• TASK PROMPT
Please return all lines from the records below that include the string "poetry".

• DATASET ENTRIES
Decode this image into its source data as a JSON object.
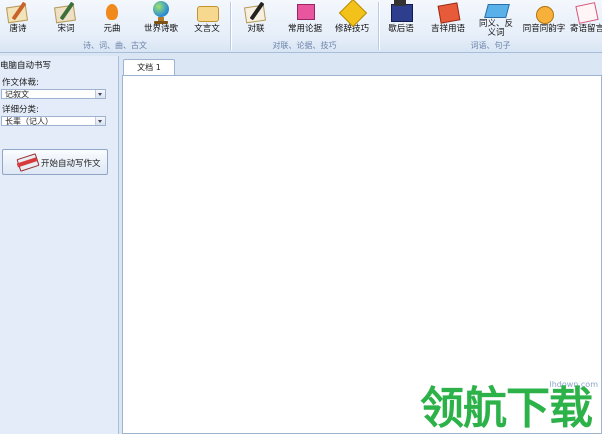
{
  "ribbon": {
    "tools": [
      {
        "label": "唐诗",
        "icon": "tang-poetry-icon"
      },
      {
        "label": "宋词",
        "icon": "song-ci-icon"
      },
      {
        "label": "元曲",
        "icon": "yuan-qu-icon"
      },
      {
        "label": "世界诗歌",
        "icon": "world-poetry-icon"
      },
      {
        "label": "文言文",
        "icon": "classical-chinese-icon"
      },
      {
        "label": "对联",
        "icon": "couplet-icon"
      },
      {
        "label": "常用论据",
        "icon": "common-arguments-icon"
      },
      {
        "label": "修辞技巧",
        "icon": "rhetoric-icon"
      },
      {
        "label": "歇后语",
        "icon": "xiehouyu-icon"
      },
      {
        "label": "吉祥用语",
        "icon": "auspicious-phrases-icon"
      },
      {
        "label": "同义、反义词",
        "icon": "synonym-antonym-icon"
      },
      {
        "label": "同音同韵字",
        "icon": "homophone-icon"
      },
      {
        "label": "寄语留言",
        "icon": "message-icon"
      }
    ],
    "groups": {
      "g1": "诗、词、曲、古文",
      "g2": "对联、论据、技巧",
      "g3": "词语、句子"
    }
  },
  "panel": {
    "title": "电脑自动书写",
    "genre_label": "作文体裁:",
    "genre_value": "记叙文",
    "subtype_label": "详细分类:",
    "subtype_value": "长辈（记人）",
    "start_button": "开始自动写作文"
  },
  "document": {
    "tab": "文档 1"
  },
  "watermark": {
    "text": "领航下载",
    "url": "lhdown.com"
  }
}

• SOLUTION TO THE EXERCISE
        "icon": "tang-poetry-icon"
        "icon": "world-poetry-icon"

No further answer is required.